Many Muslims visit the temple every day and pray at Lord Nataraja's shrine. In this temple, Muslims are allowed to enter the sanctum sanctorum and pray just like the Hindus do. According to Mahadeva Dikshithar, one of the trustees of the temple, "The Muslims from nearby areas as well as from other towns and cities visit the temple daily. They visit just like ordinary devotees; women wear the burqa, and watch the abhishekams and pray at the temple. Some even perform archanas in the name of Lord Nataraja and Goddess Sivagamasundari, the presiding deities of the temple."
The temple has six pujas daily — the first takes place early in the morning. Muslims can be seen even during the first puja which starts at six in the morning, and also during the last puja, which ends at 10 at night. The fifth century temple has both the shrines of Lord Shiva in the form of Nataraja in the dance posture and Govindaraja Perumal as Lord Vishnu. At Chidambaram, Lord Shiva is in a continuous dancing mode, in a state of eternal bliss — aananda thaandava — with his consort called Sivagami.

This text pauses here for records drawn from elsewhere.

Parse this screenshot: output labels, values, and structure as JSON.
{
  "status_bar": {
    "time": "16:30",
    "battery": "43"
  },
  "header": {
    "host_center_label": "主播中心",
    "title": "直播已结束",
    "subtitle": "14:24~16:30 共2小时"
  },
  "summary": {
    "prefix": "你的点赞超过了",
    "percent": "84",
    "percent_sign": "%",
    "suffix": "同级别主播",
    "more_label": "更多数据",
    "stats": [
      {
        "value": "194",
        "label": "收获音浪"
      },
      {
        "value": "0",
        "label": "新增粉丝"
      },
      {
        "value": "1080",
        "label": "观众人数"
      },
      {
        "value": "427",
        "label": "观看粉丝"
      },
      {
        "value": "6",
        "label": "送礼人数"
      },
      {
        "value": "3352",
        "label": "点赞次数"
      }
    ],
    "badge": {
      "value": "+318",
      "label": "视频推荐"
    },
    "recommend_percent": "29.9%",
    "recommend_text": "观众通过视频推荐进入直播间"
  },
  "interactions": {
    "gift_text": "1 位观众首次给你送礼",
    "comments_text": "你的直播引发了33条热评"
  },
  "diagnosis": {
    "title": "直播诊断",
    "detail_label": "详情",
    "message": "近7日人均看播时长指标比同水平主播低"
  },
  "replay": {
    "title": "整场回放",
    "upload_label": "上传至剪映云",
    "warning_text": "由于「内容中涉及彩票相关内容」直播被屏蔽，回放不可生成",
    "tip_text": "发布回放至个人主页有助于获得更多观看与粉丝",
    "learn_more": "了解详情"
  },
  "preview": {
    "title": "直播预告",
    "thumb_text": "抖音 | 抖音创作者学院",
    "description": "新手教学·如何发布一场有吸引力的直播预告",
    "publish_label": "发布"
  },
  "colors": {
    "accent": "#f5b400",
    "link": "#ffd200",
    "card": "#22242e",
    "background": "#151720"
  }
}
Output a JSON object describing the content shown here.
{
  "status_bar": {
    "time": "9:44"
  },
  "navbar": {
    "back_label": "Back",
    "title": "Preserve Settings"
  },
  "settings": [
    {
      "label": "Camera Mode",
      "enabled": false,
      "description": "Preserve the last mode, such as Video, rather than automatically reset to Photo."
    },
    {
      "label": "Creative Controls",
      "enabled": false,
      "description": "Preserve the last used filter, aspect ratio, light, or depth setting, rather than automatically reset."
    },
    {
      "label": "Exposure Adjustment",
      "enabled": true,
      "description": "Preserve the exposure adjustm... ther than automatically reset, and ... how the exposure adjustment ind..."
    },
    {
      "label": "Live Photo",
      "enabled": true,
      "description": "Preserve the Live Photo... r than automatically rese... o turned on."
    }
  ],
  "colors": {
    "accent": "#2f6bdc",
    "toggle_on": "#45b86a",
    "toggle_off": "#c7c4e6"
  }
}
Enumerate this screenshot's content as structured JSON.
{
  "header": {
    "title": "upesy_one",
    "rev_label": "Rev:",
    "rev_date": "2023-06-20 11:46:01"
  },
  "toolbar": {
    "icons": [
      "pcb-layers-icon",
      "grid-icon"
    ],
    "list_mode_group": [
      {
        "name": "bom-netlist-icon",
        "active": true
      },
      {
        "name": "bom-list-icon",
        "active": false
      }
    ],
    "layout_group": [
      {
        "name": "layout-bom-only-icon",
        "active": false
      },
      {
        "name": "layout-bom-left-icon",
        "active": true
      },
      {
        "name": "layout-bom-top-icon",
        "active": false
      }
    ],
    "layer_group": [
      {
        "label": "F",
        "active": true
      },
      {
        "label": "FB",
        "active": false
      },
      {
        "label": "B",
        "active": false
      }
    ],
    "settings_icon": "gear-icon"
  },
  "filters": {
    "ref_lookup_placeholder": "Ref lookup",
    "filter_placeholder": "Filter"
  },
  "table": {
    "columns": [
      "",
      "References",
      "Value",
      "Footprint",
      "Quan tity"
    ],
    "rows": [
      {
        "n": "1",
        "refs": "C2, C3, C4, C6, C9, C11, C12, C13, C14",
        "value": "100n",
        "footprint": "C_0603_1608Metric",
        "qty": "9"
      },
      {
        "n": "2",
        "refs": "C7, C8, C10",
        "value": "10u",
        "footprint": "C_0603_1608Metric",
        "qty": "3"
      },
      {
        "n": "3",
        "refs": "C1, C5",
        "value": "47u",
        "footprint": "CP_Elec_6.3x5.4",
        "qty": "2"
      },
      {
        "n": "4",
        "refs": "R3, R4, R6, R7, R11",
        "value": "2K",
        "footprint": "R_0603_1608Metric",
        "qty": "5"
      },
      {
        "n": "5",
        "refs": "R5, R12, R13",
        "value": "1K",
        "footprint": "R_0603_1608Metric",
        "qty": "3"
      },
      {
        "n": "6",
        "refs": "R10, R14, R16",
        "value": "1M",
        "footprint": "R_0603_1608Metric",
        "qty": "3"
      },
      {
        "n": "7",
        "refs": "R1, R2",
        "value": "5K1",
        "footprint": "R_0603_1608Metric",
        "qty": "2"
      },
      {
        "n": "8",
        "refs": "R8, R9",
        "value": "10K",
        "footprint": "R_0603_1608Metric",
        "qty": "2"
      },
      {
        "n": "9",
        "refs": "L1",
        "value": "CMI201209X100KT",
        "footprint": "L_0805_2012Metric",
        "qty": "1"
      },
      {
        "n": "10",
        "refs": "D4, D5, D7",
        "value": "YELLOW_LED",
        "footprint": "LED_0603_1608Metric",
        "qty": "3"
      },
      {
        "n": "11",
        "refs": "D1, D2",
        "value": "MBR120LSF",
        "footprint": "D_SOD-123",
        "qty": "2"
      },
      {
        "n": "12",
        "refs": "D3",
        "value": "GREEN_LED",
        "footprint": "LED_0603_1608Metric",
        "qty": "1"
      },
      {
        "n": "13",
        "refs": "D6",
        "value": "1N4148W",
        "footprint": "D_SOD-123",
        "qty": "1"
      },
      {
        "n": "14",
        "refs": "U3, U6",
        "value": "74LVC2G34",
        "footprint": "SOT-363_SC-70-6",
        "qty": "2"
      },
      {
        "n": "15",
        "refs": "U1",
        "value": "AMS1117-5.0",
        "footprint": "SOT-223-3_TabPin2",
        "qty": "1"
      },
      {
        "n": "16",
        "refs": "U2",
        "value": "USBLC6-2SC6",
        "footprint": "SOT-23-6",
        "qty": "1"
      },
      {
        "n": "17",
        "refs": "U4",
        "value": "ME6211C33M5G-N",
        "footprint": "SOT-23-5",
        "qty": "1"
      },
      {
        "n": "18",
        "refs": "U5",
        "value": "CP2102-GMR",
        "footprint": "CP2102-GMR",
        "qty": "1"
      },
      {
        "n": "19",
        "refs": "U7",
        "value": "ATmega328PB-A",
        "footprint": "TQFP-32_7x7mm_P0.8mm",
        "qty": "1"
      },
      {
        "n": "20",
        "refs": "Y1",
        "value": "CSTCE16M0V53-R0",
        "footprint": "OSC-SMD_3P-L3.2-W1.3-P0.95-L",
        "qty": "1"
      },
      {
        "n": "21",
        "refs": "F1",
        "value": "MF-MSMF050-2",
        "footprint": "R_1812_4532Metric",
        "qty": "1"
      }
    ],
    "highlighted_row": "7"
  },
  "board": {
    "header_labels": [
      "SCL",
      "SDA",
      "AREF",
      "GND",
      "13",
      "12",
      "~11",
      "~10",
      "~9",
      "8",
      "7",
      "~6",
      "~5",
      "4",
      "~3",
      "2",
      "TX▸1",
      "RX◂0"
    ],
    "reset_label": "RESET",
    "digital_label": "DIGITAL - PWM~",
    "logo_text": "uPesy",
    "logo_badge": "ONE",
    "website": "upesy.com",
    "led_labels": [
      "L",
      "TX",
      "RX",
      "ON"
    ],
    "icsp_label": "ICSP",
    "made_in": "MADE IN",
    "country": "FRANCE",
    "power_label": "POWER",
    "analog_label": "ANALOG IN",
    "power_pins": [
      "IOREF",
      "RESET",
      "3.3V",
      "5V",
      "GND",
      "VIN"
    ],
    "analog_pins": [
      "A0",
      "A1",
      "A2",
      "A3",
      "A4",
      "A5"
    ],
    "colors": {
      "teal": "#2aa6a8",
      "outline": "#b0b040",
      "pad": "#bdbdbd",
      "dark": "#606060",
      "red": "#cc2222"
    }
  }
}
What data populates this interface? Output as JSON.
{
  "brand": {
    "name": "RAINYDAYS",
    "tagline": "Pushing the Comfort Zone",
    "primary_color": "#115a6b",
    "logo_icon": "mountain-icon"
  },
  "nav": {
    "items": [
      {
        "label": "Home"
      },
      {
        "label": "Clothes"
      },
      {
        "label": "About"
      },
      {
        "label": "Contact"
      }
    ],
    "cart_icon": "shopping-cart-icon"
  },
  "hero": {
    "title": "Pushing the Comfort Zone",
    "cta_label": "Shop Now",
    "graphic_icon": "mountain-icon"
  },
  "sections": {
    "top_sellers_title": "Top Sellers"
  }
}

A curtain covers this space, which when drawn, reveals strands of golden vilva leaves hung to indicate the Lord's presence. The curtain is dark on its exterior side and indicates ignorance and bright red on the interior side, indicating wisdom and bliss. The temple has all the 108 karnams or classic dance postures in Bharatanatyam, in the form of sculptures. In another temple town, at Thiruvidaimaruthur, 8 km from Kumbakonam in Thanjavur district, Hindus and Muslims reside on either side of the Mahalingaswamy temple. According to local residents, the Muslims have to pass through the temple to get to the other side of the town and many of them drop coins in the temple hundi on the way. M Jawahariullah, chief of the Tamil Nadu Muslim Munnetra Kazhagam says, " India is a secular country and all religions get equal respect. There are records of many Muslim rulers donating land for construction of temples."
...being a human...